[Directions for this task]
Select and reproduce each line of the listing below that bears the string "Shift".

----

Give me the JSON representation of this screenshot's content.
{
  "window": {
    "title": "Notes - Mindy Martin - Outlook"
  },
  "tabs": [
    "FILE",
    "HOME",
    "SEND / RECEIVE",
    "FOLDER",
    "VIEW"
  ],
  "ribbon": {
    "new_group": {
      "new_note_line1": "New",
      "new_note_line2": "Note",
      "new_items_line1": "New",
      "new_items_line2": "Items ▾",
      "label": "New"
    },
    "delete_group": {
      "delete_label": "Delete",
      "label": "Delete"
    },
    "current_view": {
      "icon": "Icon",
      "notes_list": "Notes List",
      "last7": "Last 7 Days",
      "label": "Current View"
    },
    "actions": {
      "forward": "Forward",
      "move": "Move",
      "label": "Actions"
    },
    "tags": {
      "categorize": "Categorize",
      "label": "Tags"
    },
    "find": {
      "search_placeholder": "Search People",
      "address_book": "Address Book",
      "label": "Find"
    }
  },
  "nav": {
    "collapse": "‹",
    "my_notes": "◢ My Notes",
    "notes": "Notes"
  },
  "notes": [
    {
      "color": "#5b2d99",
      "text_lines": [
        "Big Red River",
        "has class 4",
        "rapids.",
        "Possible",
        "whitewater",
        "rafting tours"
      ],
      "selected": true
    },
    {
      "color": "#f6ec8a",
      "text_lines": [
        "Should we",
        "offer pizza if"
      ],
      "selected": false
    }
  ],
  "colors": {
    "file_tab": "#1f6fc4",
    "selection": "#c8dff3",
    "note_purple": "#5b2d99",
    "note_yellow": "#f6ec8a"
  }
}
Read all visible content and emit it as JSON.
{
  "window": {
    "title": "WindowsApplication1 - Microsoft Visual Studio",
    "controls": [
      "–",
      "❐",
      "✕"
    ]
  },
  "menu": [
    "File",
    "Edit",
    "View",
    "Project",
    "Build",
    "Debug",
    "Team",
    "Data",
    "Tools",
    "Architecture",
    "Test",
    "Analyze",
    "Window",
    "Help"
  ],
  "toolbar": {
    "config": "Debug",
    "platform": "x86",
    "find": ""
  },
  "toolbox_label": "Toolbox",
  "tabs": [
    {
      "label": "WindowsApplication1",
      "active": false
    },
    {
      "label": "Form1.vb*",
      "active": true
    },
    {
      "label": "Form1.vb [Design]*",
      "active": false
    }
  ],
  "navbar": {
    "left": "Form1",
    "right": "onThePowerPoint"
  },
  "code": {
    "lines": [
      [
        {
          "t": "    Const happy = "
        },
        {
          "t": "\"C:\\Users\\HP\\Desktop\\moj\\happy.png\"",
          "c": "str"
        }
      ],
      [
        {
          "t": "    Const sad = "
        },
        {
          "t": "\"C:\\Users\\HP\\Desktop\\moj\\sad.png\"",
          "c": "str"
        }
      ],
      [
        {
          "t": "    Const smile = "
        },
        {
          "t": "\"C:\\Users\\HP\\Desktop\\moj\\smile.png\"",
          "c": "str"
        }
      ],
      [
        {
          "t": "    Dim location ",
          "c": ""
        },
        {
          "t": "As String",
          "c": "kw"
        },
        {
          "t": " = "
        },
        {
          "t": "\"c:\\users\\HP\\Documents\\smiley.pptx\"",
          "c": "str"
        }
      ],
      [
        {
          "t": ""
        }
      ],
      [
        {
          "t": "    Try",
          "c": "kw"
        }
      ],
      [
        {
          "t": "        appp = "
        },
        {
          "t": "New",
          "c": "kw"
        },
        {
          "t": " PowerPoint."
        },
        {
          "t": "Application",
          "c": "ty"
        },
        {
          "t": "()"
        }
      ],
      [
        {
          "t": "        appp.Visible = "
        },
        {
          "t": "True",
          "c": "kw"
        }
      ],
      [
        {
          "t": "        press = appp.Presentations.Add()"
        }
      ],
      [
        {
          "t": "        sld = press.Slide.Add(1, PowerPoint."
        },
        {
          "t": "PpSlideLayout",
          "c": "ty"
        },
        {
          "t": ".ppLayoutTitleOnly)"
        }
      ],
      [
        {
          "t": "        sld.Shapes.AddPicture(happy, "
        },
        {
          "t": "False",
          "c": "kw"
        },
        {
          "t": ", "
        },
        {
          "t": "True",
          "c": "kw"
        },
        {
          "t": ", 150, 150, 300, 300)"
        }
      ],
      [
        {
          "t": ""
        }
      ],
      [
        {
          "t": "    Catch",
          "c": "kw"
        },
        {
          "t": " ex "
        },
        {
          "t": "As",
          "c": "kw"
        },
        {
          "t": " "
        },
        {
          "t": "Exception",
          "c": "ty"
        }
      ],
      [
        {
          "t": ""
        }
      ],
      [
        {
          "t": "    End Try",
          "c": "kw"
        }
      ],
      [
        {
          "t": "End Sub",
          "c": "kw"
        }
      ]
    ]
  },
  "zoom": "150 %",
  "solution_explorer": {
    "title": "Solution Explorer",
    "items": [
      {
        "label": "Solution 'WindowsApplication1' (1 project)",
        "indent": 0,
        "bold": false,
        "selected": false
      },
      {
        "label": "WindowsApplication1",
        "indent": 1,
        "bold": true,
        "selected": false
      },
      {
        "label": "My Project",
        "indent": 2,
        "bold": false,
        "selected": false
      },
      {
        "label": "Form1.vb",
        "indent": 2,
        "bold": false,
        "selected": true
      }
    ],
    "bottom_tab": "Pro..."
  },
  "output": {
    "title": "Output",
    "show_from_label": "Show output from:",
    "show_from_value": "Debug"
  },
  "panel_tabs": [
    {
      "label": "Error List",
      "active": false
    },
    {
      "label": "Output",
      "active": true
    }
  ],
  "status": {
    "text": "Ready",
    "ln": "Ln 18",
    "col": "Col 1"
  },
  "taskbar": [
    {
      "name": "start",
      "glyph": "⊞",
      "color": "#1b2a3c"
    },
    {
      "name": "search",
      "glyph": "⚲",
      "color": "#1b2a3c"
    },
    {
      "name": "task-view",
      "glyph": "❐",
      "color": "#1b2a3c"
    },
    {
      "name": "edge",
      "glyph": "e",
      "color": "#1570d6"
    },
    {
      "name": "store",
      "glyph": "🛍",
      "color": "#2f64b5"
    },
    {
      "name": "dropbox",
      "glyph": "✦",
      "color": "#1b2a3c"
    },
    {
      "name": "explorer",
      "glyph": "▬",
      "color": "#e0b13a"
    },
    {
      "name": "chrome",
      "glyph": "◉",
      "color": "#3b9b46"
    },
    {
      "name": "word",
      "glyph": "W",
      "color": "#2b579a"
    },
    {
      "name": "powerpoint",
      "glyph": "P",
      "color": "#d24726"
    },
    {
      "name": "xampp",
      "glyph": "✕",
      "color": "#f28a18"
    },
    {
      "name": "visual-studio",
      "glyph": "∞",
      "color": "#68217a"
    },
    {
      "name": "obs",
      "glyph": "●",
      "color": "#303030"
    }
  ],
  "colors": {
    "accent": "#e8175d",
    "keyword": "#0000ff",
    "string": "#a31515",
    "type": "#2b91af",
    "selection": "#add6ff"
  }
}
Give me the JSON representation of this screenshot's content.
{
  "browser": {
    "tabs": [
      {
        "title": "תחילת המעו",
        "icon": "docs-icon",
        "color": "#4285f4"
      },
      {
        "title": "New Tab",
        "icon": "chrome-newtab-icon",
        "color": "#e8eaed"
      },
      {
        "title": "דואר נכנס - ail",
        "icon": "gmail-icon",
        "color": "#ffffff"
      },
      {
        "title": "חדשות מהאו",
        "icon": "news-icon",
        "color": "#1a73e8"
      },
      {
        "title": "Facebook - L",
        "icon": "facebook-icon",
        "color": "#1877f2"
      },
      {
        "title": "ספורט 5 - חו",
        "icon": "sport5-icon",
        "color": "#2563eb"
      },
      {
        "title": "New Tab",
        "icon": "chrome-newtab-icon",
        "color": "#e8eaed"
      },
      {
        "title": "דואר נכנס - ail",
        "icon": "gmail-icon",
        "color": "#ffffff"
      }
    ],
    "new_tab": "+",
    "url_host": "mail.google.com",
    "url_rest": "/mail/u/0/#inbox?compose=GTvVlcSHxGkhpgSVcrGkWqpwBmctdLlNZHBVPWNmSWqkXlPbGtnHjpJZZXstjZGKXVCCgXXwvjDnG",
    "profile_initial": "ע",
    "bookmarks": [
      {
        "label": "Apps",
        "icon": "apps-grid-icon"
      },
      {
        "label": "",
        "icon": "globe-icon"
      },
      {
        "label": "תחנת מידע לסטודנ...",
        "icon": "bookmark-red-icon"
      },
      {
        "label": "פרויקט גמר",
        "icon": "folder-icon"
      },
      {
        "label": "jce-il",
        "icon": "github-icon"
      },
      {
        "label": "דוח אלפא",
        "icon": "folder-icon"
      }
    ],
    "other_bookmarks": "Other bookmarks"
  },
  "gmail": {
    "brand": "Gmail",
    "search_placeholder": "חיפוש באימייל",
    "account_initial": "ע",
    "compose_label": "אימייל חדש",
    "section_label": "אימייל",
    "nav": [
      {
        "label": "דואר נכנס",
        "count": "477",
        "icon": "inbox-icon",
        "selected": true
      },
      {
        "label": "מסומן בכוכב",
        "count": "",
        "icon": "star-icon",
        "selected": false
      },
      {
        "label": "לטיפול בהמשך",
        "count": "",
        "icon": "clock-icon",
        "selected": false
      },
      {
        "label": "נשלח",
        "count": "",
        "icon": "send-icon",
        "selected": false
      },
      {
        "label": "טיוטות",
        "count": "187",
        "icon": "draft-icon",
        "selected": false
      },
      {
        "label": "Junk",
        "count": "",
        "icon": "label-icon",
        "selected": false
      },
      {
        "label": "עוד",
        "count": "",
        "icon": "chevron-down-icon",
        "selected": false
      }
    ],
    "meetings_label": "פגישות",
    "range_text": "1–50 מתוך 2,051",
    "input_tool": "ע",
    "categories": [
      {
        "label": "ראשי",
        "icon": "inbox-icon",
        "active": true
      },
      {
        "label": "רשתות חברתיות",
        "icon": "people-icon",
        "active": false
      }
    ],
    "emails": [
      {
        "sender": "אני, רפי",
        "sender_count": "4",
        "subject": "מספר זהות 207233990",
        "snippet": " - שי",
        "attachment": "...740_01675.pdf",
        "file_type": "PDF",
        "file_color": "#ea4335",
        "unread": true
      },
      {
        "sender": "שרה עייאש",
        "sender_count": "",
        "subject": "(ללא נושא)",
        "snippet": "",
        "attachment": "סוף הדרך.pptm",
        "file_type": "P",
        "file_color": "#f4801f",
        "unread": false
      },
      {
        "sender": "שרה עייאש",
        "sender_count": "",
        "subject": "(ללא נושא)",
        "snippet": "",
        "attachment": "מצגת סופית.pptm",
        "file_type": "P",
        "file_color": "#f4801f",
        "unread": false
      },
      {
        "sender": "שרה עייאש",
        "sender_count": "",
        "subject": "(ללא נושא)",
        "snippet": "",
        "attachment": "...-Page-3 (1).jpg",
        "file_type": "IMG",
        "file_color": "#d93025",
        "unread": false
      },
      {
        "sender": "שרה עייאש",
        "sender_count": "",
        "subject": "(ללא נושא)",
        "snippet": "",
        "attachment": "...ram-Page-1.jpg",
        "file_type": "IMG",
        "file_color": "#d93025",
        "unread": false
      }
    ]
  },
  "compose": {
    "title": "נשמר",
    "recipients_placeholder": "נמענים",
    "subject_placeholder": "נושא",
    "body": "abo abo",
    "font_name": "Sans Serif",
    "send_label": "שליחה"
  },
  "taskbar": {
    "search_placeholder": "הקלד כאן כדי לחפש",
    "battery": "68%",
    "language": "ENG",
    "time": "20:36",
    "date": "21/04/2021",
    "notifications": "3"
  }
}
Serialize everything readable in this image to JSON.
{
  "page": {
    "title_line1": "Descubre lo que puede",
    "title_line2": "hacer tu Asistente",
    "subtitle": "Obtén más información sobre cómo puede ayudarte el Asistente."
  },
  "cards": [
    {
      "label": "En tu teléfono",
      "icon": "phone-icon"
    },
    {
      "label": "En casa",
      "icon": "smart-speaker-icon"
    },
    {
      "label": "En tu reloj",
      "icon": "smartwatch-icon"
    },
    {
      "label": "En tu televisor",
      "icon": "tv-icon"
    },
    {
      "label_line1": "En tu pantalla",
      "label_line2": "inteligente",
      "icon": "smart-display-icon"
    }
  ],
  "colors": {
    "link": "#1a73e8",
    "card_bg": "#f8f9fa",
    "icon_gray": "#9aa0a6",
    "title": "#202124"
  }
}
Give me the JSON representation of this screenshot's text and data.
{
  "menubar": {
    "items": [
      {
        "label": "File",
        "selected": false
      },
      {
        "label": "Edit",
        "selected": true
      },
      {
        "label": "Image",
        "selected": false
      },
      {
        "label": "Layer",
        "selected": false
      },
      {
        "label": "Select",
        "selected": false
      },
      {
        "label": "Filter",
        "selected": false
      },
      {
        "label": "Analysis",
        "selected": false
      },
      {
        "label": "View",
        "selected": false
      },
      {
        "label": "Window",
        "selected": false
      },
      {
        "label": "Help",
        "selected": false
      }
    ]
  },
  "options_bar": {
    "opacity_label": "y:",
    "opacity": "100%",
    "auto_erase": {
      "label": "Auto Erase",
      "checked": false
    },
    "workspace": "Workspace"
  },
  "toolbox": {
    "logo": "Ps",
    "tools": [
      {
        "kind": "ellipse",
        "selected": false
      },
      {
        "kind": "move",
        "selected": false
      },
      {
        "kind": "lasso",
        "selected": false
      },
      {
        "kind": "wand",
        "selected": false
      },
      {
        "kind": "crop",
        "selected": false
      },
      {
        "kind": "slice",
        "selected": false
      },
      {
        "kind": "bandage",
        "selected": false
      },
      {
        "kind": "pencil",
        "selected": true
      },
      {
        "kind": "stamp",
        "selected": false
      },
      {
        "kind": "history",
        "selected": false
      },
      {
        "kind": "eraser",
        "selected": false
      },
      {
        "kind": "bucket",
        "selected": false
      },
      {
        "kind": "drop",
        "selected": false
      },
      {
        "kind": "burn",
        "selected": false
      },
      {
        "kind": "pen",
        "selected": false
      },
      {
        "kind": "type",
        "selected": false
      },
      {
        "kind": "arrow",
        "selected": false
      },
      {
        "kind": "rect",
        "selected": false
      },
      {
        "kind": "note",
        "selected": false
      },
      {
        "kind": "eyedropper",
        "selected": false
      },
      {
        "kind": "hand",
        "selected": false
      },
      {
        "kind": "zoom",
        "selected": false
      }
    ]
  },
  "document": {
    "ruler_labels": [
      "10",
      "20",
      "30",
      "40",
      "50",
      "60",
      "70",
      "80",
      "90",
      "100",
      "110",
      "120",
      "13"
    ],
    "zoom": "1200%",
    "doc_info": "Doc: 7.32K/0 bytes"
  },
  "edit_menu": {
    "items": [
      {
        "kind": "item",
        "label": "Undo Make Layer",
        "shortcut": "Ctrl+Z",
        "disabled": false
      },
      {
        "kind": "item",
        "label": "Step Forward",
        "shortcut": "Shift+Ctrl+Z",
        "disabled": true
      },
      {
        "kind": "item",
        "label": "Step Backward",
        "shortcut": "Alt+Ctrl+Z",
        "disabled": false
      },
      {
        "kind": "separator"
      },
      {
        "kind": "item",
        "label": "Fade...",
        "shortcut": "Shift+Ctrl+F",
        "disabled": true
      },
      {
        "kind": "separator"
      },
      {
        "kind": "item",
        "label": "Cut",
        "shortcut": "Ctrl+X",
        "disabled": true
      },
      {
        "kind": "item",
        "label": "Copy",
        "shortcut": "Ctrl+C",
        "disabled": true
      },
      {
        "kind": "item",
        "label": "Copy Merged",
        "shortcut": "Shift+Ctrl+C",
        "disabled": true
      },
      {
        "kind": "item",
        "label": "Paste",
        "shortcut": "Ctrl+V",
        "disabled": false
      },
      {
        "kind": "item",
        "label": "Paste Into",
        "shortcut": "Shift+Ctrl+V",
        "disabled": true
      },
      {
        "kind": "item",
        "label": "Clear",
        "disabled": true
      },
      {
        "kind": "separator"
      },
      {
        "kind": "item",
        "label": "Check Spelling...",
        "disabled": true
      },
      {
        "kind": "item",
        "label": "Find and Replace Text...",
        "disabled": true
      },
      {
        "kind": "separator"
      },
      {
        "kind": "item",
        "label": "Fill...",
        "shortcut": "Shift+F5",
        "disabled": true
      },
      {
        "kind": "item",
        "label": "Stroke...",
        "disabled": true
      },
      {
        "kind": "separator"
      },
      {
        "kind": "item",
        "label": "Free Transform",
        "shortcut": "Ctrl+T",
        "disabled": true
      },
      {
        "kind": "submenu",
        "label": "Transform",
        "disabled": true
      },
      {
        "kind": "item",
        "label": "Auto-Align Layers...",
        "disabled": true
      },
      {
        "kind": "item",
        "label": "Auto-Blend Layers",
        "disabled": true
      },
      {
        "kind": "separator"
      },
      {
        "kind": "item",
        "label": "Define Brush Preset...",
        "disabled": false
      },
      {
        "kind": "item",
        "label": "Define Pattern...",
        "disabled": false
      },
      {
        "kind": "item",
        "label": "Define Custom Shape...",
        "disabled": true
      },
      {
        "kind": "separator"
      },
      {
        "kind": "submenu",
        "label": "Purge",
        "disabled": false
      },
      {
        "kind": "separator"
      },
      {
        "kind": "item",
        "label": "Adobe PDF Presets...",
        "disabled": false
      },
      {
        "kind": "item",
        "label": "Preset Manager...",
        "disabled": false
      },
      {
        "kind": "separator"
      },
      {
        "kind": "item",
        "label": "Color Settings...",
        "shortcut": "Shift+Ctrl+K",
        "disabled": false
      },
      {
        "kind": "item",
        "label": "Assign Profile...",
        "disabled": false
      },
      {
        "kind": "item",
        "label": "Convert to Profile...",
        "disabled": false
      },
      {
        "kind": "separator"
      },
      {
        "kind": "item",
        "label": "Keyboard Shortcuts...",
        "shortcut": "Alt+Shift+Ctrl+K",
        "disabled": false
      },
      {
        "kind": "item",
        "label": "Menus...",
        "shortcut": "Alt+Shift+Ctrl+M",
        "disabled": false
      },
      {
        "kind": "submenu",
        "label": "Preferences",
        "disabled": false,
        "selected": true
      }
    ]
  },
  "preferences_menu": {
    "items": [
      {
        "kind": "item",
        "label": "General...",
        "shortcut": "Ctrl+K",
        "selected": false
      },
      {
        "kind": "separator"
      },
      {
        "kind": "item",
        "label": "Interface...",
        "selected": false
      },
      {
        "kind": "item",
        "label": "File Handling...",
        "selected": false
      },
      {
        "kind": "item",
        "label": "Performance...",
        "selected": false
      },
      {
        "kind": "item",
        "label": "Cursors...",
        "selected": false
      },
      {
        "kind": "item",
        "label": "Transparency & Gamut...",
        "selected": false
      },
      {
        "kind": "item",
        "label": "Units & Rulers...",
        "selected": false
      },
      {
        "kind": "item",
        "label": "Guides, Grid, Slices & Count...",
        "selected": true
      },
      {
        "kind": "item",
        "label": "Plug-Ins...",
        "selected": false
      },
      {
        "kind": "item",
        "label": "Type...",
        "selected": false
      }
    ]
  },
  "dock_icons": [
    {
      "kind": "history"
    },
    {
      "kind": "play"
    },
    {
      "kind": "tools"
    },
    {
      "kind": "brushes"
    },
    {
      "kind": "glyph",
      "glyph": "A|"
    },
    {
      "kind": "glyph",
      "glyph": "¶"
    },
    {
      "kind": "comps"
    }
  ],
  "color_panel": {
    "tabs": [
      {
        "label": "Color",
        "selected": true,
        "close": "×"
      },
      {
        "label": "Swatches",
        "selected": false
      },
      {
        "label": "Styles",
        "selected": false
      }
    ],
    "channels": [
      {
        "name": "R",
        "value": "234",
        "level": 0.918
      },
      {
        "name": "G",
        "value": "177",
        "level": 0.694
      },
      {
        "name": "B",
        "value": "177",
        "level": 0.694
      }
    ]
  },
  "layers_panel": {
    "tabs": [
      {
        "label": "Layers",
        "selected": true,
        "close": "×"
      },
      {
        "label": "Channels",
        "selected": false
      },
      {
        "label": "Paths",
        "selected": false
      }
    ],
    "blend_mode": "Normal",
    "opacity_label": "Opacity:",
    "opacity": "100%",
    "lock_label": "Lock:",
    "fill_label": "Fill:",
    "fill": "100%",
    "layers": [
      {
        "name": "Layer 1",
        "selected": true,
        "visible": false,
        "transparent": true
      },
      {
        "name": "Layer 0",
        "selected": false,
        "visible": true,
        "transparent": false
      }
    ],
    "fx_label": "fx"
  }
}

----

[Output for this task]
        "shortcut": "Shift+Ctrl+Z",
        "shortcut": "Shift+Ctrl+F",
        "shortcut": "Shift+Ctrl+C",
        "shortcut": "Shift+Ctrl+V",
        "shortcut": "Shift+F5",
        "shortcut": "Shift+Ctrl+K",
        "shortcut": "Alt+Shift+Ctrl+K",
        "shortcut": "Alt+Shift+Ctrl+M",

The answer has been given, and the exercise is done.